Fixing our retirement system has become a question of “pay me now, or pay me later.” To attract public and private support, programs must be offered that work, create little pain and have low cost structures, while promoting individual responsibility for retirement saving. Left alone, this problem will cost us far more to fix down the line — in public funds, and diminished human lives.
But there is hope, potentially the greatest transformation since the Social Security Act was passed in 1935. More than 30 states are now examining ways to help solve this problem. And unlike in Washington, D.C., the states are working in a bipartisan manner.
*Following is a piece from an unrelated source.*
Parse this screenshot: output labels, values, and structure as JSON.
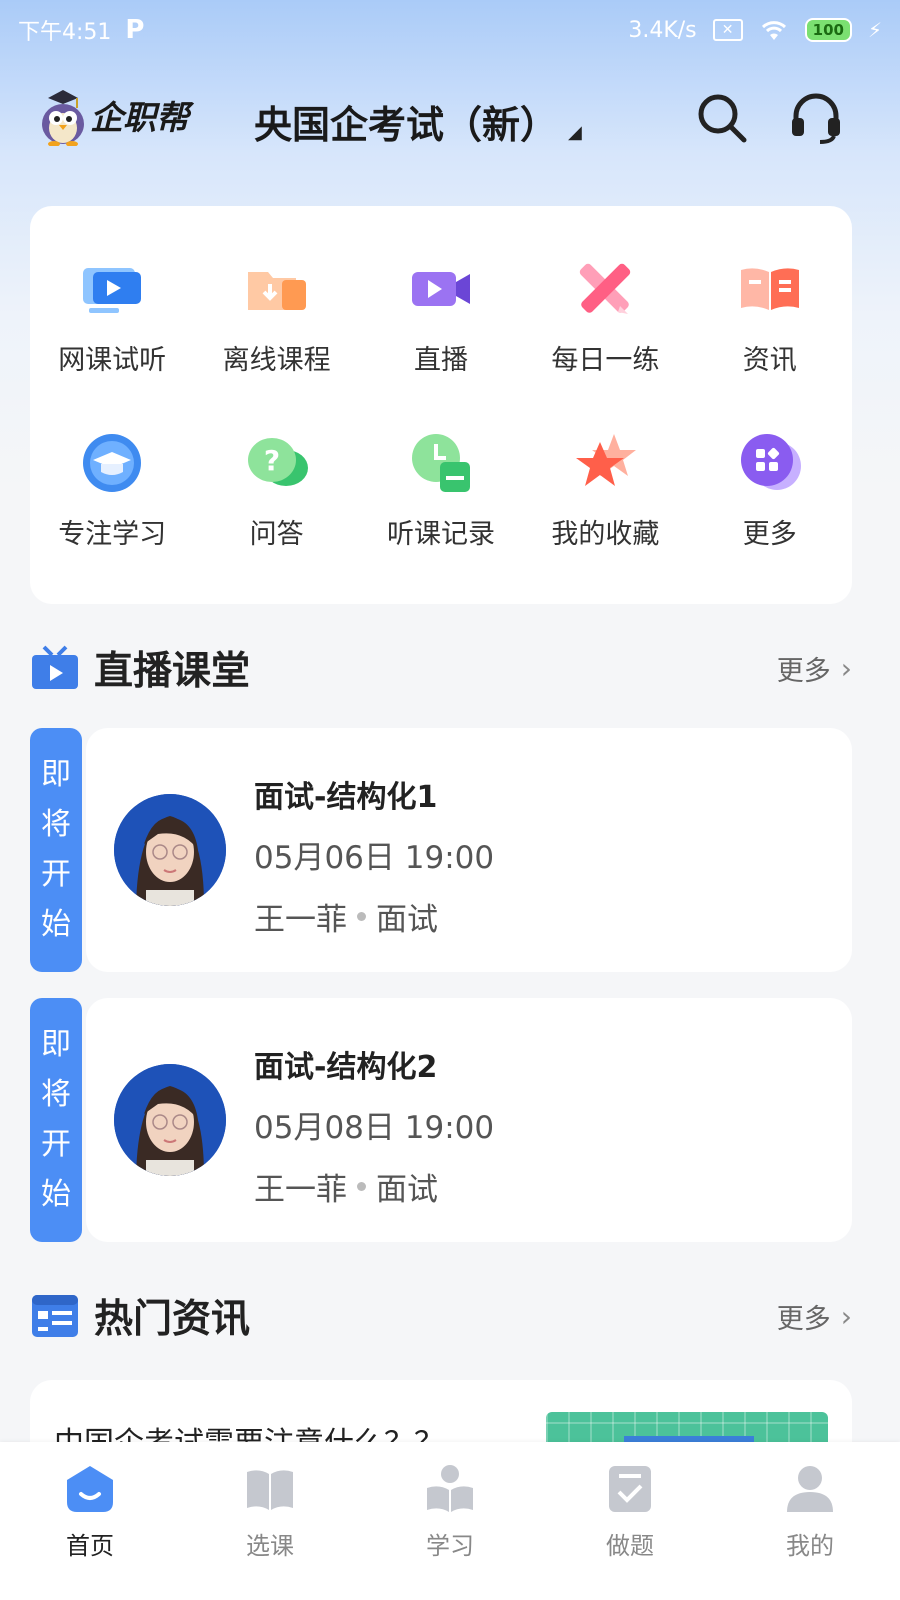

On Sept. 9, California became the eighth state to pass legislation to establish retirement savings programs for private-sector workers whose employers do not offer a plan. It followed Washington, Illinois, Oregon, Connecticut, Massachusetts and New Jersey, in addition to Maryland, where we tracked and supported the legislation from inception through signing.
These efforts promise to help improve the retired lives of millions of Americans. That these laws were passed swiftly and with strong bipartisan support exemplifies how the states can lead.
They understand the good news. People save when it is easy, when their employers offer retirement savings plans that are essentially automatic, even if they allow for opt-outs. According to a 2015 Vanguard Group study, retirement plan participation rates for new employees are 91% under automatic enrollment, compared with 42% under voluntary enrollment. Statistics from an AARP Inc. 2014 study show that 67% of workers who make less than $30,000 annually will participate with an auto-enroll feature, way up from 26%.
Many large companies, governments and unions provide retirement plans, but it is often expensive and difficult for small business to do so. That means the half of Americans who work for small businesses often do not have an easy way to save. A 2016 Employee Benefit Research Institute survey showed that 42% of American workers have saved less than $10,000 for retirement, and 64% have saved less than $25,000, largely because of lack of access to a plan.